Yes, it seems like everyone has a blog these days. Businesses. Newspapers. Dogs. Cats. Candidates for public office. And often, these are worthy of some celebration. But amidst call the hoo ha, I want to call attention to one kind of blog — interactive blog sites — where hundreds, even thousands of people post essays and engage in online conversation, debate, political organizing, and the creation of culture. This is one of the most remarkable developments in modern democracy and electronic media. These sites are changing political and media culture faster than anything since cable television. I encourage readers to get involved and to master the mechanics of participation. These skills and the knowledge you aquire of the blogosphere will be coming in very handy. Consider this: It’s free. It’s going to happen anyway. And the only question is whether you will be directly engaged in this remarkable trend sooner or later.
Here are a few of the trend setters:
The Daily Kos has enormous traffic and is playing a central role in the national political conversation, and in some areas of issue and candidate advocacy. Recently remarkable discussions have sprung forth as a result of posts by Sen. Barack Obama, Rep. Louise Slaughter, and Rep. John Conyers, among others. Their posts appeared along side those of rank-and-file, and usually anonymous writers. This is but one example of the way in which interactive blogging is by far the most democratic media in the U.S.
I am also a fan of Booman Tribune — it doesn’t attract the big names, but the conversation is less focused on the Democratic Party; and similarly, My Left Wing, is the Left Coastish site started by Mary Scott O’Connor. It’s lively, irreverent, reliably progressive.
Pastordan’s new site, Street Prophets is a spin-off of The Daily Kos. It brings a decidedly progressive slant to discussions of religion and politics. Its like nothing else out there, and I highly recommend it.
A site that has been slowly coming along is e Pluribus Media — an outgrowth of the exciting citizen journalist movement that helped expose fake White House reporter Jeff Gannon.
And there are two more big interactive blogs that are still in the works and whose launches seem imminent — a few weeks in both cases. (But I have been wrong before! These things take longer than one might think.)
Political Cortex will bring a number of innovations to the world of interactive blogging, and feature the next generation of political bloggers. You can sign up for the mailing list to be notified of the launch. Or if you are a regular reader of this blog, you can be sure I will announce it here whent he time comes.
Finally, my baby, Talk to Action is inching along.
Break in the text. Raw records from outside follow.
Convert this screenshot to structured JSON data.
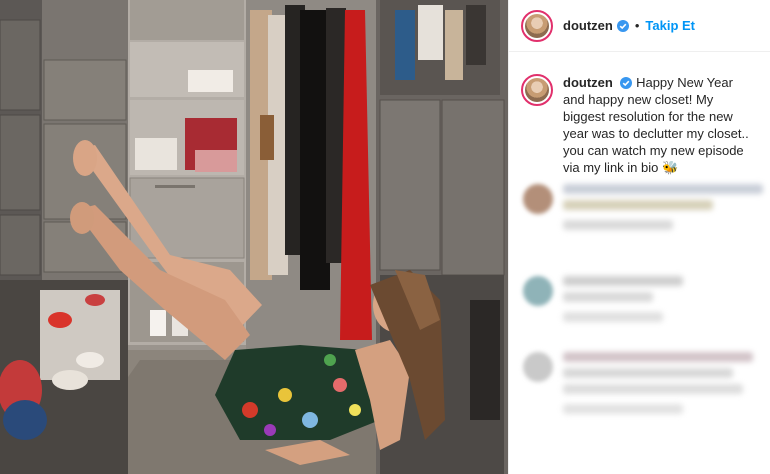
{
  "post": {
    "username": "doutzen",
    "follow_label": "Takip Et",
    "separator": "•",
    "caption_text": "Happy New Year and happy new closet! My biggest resolution for the new year was to declutter my closet.. you can watch my new episode via my link in bio 🐝"
  },
  "colors": {
    "follow_blue": "#0095f6",
    "verified_blue": "#3897f0",
    "text": "#262626"
  },
  "icons": {
    "verified": "verified-badge-icon"
  },
  "photo": {
    "description_icon": "closet-photo"
  }
}
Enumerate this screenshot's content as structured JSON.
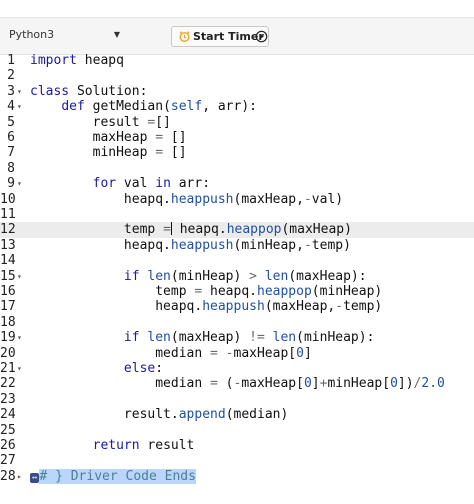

I can promise you a slate of excellent writers — some of them brand new to the blogosphere. Unlike the sites listed above in which pretty much any and all subjects are appropriate, and the conversations can be kind of a free for all — we are headed in the other direction. We want to have a more focused conversation about the religious right and what to do about it. Of course, even that can be a pretty wide-ranging discussion. You can still visit our temporary site where some of us have been posting while we ramp-up the fully interactive national site.
Comments are welcome with a few exceptions: Comments meant to simply offend others; that are personal attacks; that are attempts at religious conversion or chastisement; or anti-religious conversion or chastisement, or other unwelcome weirdness – will either be deleted or the commenter banned from the site. I also reserve the right not to post comments from people using fake names and / or e-mail addresses. Be willing to take responsibility for your comments.